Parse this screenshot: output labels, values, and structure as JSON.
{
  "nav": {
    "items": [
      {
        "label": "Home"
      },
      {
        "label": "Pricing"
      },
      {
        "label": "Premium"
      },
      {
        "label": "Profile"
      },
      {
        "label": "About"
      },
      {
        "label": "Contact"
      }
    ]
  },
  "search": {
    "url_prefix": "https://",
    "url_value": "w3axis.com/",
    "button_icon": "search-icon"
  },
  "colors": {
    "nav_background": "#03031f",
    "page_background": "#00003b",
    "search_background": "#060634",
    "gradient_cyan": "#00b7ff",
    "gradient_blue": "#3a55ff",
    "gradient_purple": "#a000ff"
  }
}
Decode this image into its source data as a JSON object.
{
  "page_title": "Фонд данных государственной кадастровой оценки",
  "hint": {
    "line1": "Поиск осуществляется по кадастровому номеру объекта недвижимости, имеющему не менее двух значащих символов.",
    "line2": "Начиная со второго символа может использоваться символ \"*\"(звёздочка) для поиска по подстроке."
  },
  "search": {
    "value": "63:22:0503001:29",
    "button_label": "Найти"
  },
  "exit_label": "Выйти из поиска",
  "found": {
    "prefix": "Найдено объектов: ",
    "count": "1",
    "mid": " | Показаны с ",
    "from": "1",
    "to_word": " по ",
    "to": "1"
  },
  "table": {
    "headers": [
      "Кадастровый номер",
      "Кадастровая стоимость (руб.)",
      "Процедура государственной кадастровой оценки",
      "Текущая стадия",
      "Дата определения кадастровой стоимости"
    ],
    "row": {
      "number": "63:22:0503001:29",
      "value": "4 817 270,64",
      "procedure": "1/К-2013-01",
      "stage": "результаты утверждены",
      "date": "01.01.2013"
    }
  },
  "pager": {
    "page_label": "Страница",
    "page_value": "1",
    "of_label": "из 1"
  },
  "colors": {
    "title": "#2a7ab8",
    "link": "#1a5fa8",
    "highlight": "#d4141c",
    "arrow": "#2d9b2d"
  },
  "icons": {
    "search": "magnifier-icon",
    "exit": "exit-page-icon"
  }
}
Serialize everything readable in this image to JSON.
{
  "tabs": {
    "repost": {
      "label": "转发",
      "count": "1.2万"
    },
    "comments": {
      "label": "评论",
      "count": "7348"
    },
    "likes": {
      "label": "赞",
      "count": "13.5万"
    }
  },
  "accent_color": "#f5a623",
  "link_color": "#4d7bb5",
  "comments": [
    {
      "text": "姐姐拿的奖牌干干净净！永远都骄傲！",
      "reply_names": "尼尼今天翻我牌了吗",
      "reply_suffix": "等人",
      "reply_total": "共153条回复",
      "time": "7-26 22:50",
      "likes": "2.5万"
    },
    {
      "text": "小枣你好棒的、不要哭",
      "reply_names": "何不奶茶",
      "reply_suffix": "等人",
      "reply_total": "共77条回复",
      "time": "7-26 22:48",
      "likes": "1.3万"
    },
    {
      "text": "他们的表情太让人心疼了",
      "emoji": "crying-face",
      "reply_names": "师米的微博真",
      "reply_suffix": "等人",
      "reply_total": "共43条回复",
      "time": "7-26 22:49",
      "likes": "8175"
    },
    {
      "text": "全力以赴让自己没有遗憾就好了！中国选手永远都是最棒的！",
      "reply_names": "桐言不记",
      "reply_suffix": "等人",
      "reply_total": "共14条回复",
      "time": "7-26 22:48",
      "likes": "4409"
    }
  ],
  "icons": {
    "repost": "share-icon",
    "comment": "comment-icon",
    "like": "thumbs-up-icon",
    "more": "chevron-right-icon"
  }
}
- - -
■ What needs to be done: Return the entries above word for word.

■ Response:
Parse this screenshot: output labels, values, and structure as JSON.
{
  "nav": {
    "items": [
      {
        "label": "Home"
      },
      {
        "label": "Pricing"
      },
      {
        "label": "Premium"
      },
      {
        "label": "Profile"
      },
      {
        "label": "About"
      },
      {
        "label": "Contact"
      }
    ]
  },
  "search": {
    "url_prefix": "https://",
    "url_value": "w3axis.com/",
    "button_icon": "search-icon"
  },
  "colors": {
    "nav_background": "#03031f",
    "page_background": "#00003b",
    "search_background": "#060634",
    "gradient_cyan": "#00b7ff",
    "gradient_blue": "#3a55ff",
    "gradient_purple": "#a000ff"
  }
}
Decode this image into its source data as a JSON object.
{
  "page_title": "Фонд данных государственной кадастровой оценки",
  "hint": {
    "line1": "Поиск осуществляется по кадастровому номеру объекта недвижимости, имеющему не менее двух значащих символов.",
    "line2": "Начиная со второго символа может использоваться символ \"*\"(звёздочка) для поиска по подстроке."
  },
  "search": {
    "value": "63:22:0503001:29",
    "button_label": "Найти"
  },
  "exit_label": "Выйти из поиска",
  "found": {
    "prefix": "Найдено объектов: ",
    "count": "1",
    "mid": " | Показаны с ",
    "from": "1",
    "to_word": " по ",
    "to": "1"
  },
  "table": {
    "headers": [
      "Кадастровый номер",
      "Кадастровая стоимость (руб.)",
      "Процедура государственной кадастровой оценки",
      "Текущая стадия",
      "Дата определения кадастровой стоимости"
    ],
    "row": {
      "number": "63:22:0503001:29",
      "value": "4 817 270,64",
      "procedure": "1/К-2013-01",
      "stage": "результаты утверждены",
      "date": "01.01.2013"
    }
  },
  "pager": {
    "page_label": "Страница",
    "page_value": "1",
    "of_label": "из 1"
  },
  "colors": {
    "title": "#2a7ab8",
    "link": "#1a5fa8",
    "highlight": "#d4141c",
    "arrow": "#2d9b2d"
  },
  "icons": {
    "search": "magnifier-icon",
    "exit": "exit-page-icon"
  }
}
Serialize everything readable in this image to JSON.
{
  "tabs": {
    "repost": {
      "label": "转发",
      "count": "1.2万"
    },
    "comments": {
      "label": "评论",
      "count": "7348"
    },
    "likes": {
      "label": "赞",
      "count": "13.5万"
    }
  },
  "accent_color": "#f5a623",
  "link_color": "#4d7bb5",
  "comments": [
    {
      "text": "姐姐拿的奖牌干干净净！永远都骄傲！",
      "reply_names": "尼尼今天翻我牌了吗",
      "reply_suffix": "等人",
      "reply_total": "共153条回复",
      "time": "7-26 22:50",
      "likes": "2.5万"
    },
    {
      "text": "小枣你好棒的、不要哭",
      "reply_names": "何不奶茶",
      "reply_suffix": "等人",
      "reply_total": "共77条回复",
      "time": "7-26 22:48",
      "likes": "1.3万"
    },
    {
      "text": "他们的表情太让人心疼了",
      "emoji": "crying-face",
      "reply_names": "师米的微博真",
      "reply_suffix": "等人",
      "reply_total": "共43条回复",
      "time": "7-26 22:49",
      "likes": "8175"
    },
    {
      "text": "全力以赴让自己没有遗憾就好了！中国选手永远都是最棒的！",
      "reply_names": "桐言不记",
      "reply_suffix": "等人",
      "reply_total": "共14条回复",
      "time": "7-26 22:48",
      "likes": "4409"
    }
  ],
  "icons": {
    "repost": "share-icon",
    "comment": "comment-icon",
    "like": "thumbs-up-icon",
    "more": "chevron-right-icon"
  }
}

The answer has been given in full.